Making the first big investment of your life (hello, dream bachelorette pad!) isn’t something to be considered lightly. All these ads showing new, affordable condos makes buying one seem within your reach, but before you reach for that flyer and schedule a viewing, consider these questions.
ASK YOURSELF IF...
1. You are financially independent.
Before anything else, you need to be making enough money to survive—a.k.a. feed yourself, pay for electricity, do laundry. Little things you take for granted like tissue paper, kitchen soap, laundry detergent, salt, cooking oil, and toyo also matter. Ask yourself: Are you ready to say goodbye to weekend nights out and dinners with the gals?
2. You have enough cash saved up for a sizable down payment.
No cash, no condo. You’ll need a down payment (in cash) of at least 10 percent the market price of what you will buy. You also have to think about how you'll be able to pay the housing loan every month.
3. You will be able to make monthly payments on your home.
Most banks offer good housing loans to help you finance your home. “Banks offer different rates depending on how much you will shoulder and how much they will have to cover,” says JC Jorge, a financial adviser with Standard Chartered Bank.
4. Your credit history will satisfy loaners.
According to Sharon Que, co-author of I Wish They Taught Money in High School, monthly income is only part of the consideration when applying for a housing loan. Do you pay your credit card bills on time? Do you exceed your limit or max out your card often? Credit history is important because it tells your loaners about your financial capacity.
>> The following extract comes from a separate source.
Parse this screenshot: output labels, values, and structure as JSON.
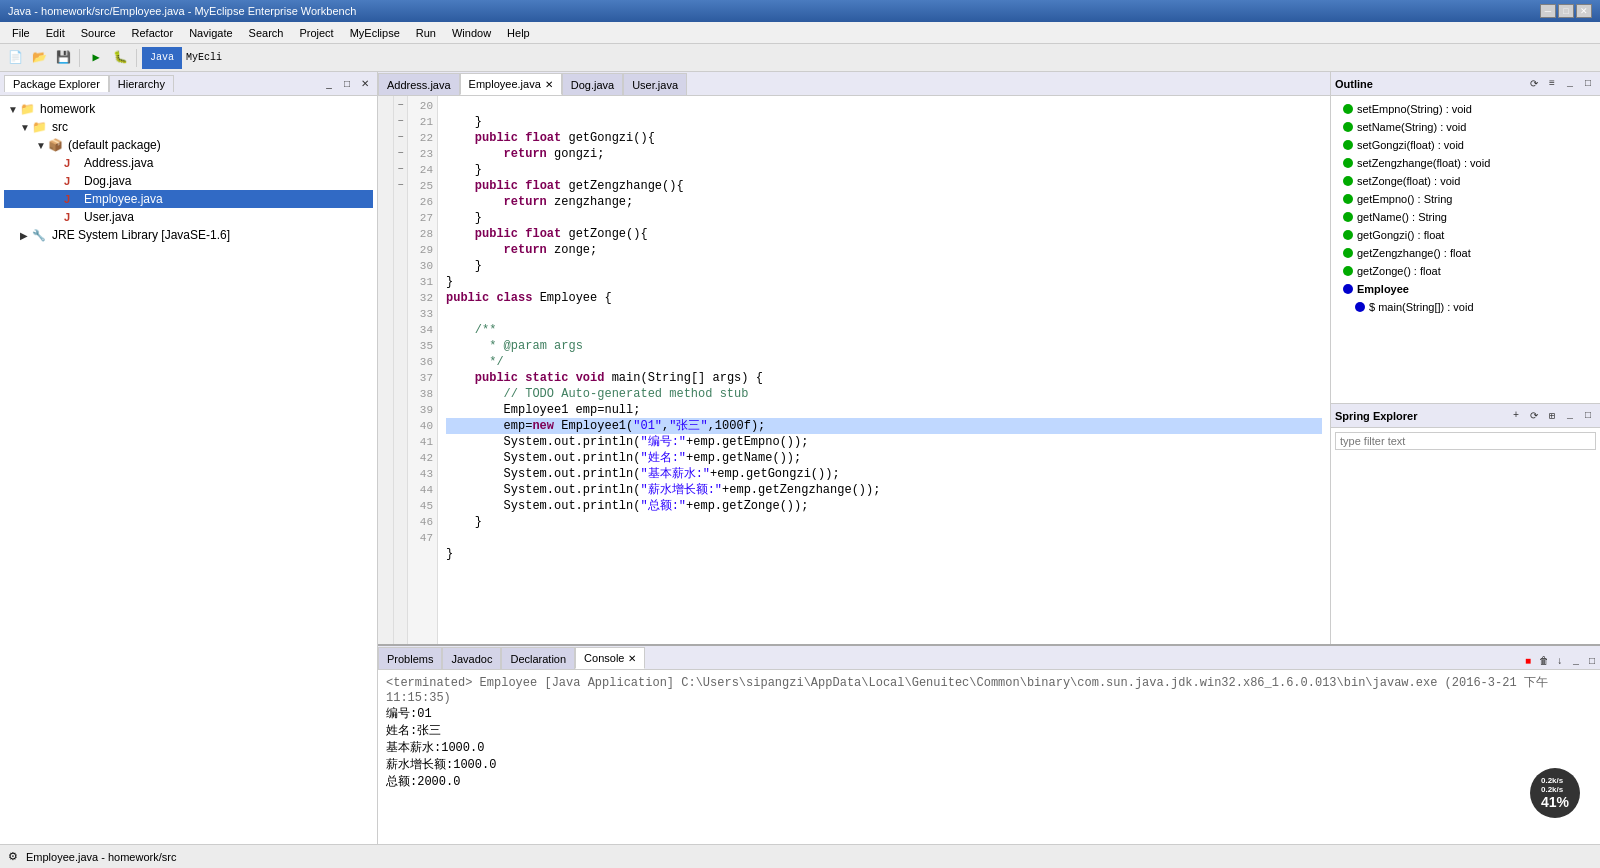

5. You are prepared to cover a vast array of monthly fees.
Aside from living expenses and basic needs, you will be covering amortization fees, association dues, utility costs, and so on.
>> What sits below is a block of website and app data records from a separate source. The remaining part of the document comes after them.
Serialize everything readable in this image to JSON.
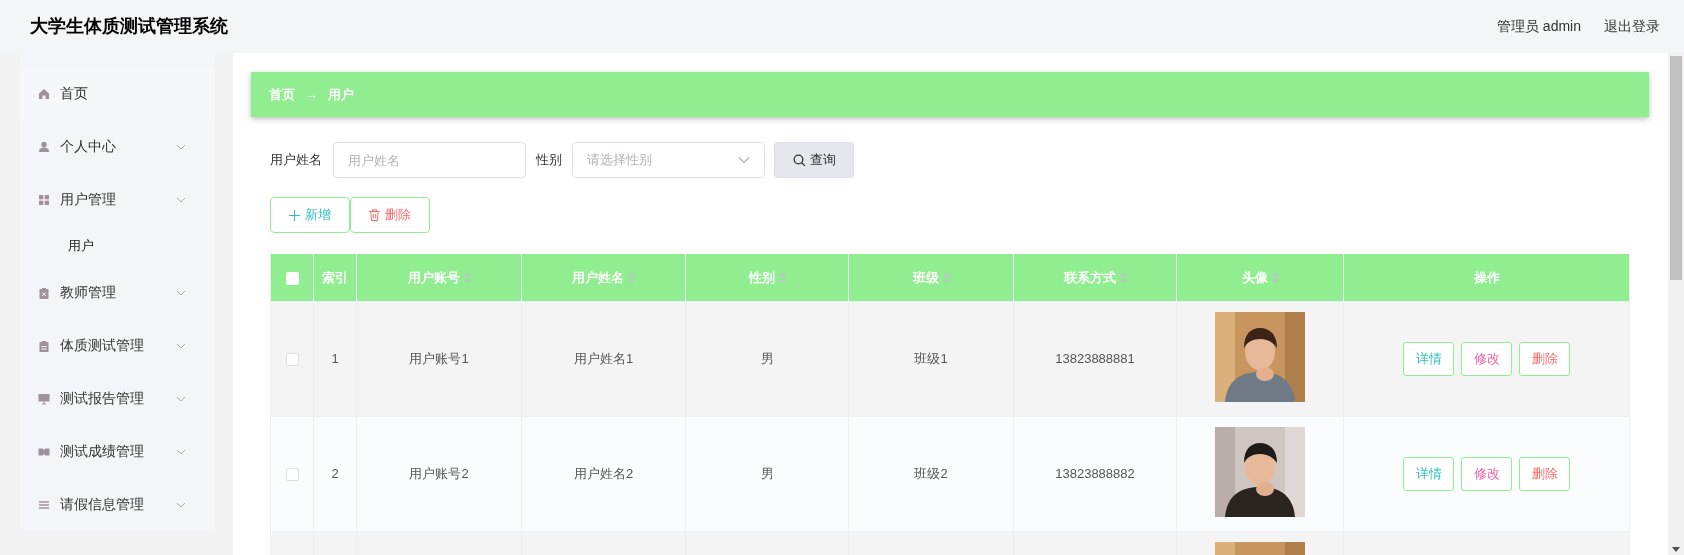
{
  "header": {
    "title": "大学生体质测试管理系统",
    "user": "管理员 admin",
    "logout": "退出登录"
  },
  "sidebar": {
    "items": [
      {
        "label": "首页",
        "selected": true
      },
      {
        "label": "个人中心",
        "kind": "submenu",
        "selected": false
      },
      {
        "label": "用户管理",
        "kind": "submenu",
        "selected": false,
        "children": [
          {
            "label": "用户",
            "selected": false
          }
        ]
      },
      {
        "label": "教师管理",
        "kind": "submenu",
        "selected": false
      },
      {
        "label": "体质测试管理",
        "kind": "submenu",
        "selected": false
      },
      {
        "label": "测试报告管理",
        "kind": "submenu",
        "selected": false
      },
      {
        "label": "测试成绩管理",
        "kind": "submenu",
        "selected": false
      },
      {
        "label": "请假信息管理",
        "kind": "submenu",
        "selected": false
      }
    ]
  },
  "breadcrumb": [
    "首页",
    "→",
    "用户"
  ],
  "search": {
    "name_label": "用户姓名",
    "name_placeholder": "用户姓名",
    "gender_label": "性别",
    "gender_placeholder": "请选择性别",
    "button": "查询"
  },
  "actions": {
    "add": "新增",
    "delete": "删除"
  },
  "table": {
    "select_all_checked": false,
    "columns": [
      {
        "label": "索引",
        "sortable": false
      },
      {
        "label": "用户账号",
        "sortable": true
      },
      {
        "label": "用户姓名",
        "sortable": true
      },
      {
        "label": "性别",
        "sortable": true
      },
      {
        "label": "班级",
        "sortable": true
      },
      {
        "label": "联系方式",
        "sortable": true
      },
      {
        "label": "头像",
        "sortable": true
      },
      {
        "label": "操作",
        "sortable": false
      }
    ],
    "rows": [
      {
        "checked": false,
        "index": "1",
        "account": "用户账号1",
        "name": "用户姓名1",
        "gender": "男",
        "class": "班级1",
        "phone": "13823888881",
        "avatar": {
          "kind": "picture"
        },
        "buttons": [
          "详情",
          "修改",
          "删除"
        ]
      },
      {
        "checked": false,
        "index": "2",
        "account": "用户账号2",
        "name": "用户姓名2",
        "gender": "男",
        "class": "班级2",
        "phone": "13823888882",
        "avatar": {
          "kind": "picture"
        },
        "buttons": [
          "详情",
          "修改",
          "删除"
        ]
      },
      {
        "avatar": {
          "kind": "picture"
        }
      }
    ]
  }
}
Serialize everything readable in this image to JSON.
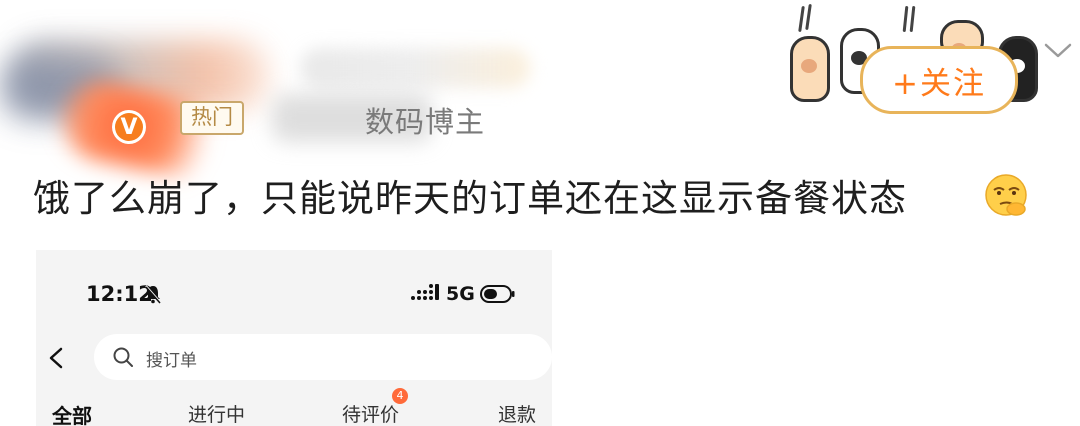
{
  "post": {
    "hot_tag": "热门",
    "meta_suffix": "数码博主",
    "text": "饿了么崩了，只能说昨天的订单还在这显示备餐状态",
    "follow_label": "+关注",
    "icons": {
      "verify": "verified-badge-icon",
      "follow_chevron": "chevron-down-icon",
      "emoji": "thinking-face-emoji-icon"
    },
    "colors": {
      "follow_text": "#ff7a1a",
      "follow_border": "#e8b45a",
      "hot_tag": "#b48a45",
      "verify_badge": "#f77e1e"
    }
  },
  "phone": {
    "status": {
      "time": "12:12",
      "network": "5G"
    },
    "search_placeholder": "搜订单",
    "tabs": [
      {
        "label": "全部",
        "active": true
      },
      {
        "label": "进行中",
        "active": false
      },
      {
        "label": "待评价",
        "active": false,
        "badge": "4"
      },
      {
        "label": "退款",
        "active": false
      }
    ]
  }
}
6. Getting your own place will potentially meet your needs right now.
According to Que, it’s best to buy something that will meet your present needs and will be of use to you immediately. What you need now may change five years down the road, so it is best not to invest in a place that won’t be completed for another three to five years. “If in a couple of years your needs change, but you've already invested in a condo, you'll still be able to rent it out and have a source of passive income when the time comes," he says.
Financial criteria satisfied? Look for a place that will suit you to a tee. Think about what size will be good for you, the proximity to your workplace, the location and the accessibility of the building, and so on. Take the time to look at all your options. When you do find something you think you like, there are even more things to consider.
Clarisa Dela Paz, co-author of I Wish They Taught Money In High School, shares the 10 things that are often overlooked when buying a condo:
1. Is the electric rate commercial or residential?
Electricity rates vary depending on the area. A condo in Makati, for example, could have higher rates because it’s in a commercial area.
2. How much is water per cc?
Make sure you understand how your water consumption will be charged so that you can set aside the right amount per month.
3. Is the security ample?
Will strangers and non-residents be able to enter easily? Are there security guards and/or building administrators?
4. Is it in a flooded area?
What happens in the area during floods and typhoons?
5. Are there places like a grocery, convenience store, drugstore, hospital, etc. nearby?
Make sure places like these are easily accessible in case of emergency.
6. Will you be able to travel in and out easily?
If you commute, how accessible is it from public transport? If you drive, find out if the price you’re paying includes a parking slot. If not, find out how much it would cost to get one.
7. How much are association dues?
Most developments charge a certain fee per square meter for what they call association dues. Make sure you factor this into your projected monthly expenses.
8. What will the monthly dues cover?
Will this include maintenance and security? Some developments charge separate fees every time you avail of maintenance services.
9. What are the terms for refurbishing or renovating?
Many developments require certain permits and aesthetic rules for when you renovate a unit, even if it’s something you’re buying.
10. How can huge furniture/appliances be brought up?
Is there enough elevator space? Would you need to buy collapsible furniture?
- Bank Loan: A loan consisting of principal and interest payments provided by a banking institution.
- Interest: The fee charged by a lender to a borrower for the use of borrowed money. The rate is dependent on the time value of money, the credit risk of the borrower, and the inflation rate.
- Principal payment: The amount borrowed or the amount still owed on a loan. When loans are paid off, the amount owed for interest is processed first, and the remaining amount of the payment is applied to the principal balance.
- Down payment: The fraction of the purchase price paid in cash initially, lessening the amount of a loan.
- Mortgage: A loan to finance a real estate purchase, with specific payment periods and interest rates.
- Amortization: Paying off debt with a fixed schedule in regular installments.
Whether or not you decide to take on a housing loan to buy your own place, keep renting, or living with your parents, remember: financial savvy is an important skill. Be a smart spender and more importantly, a smart saver!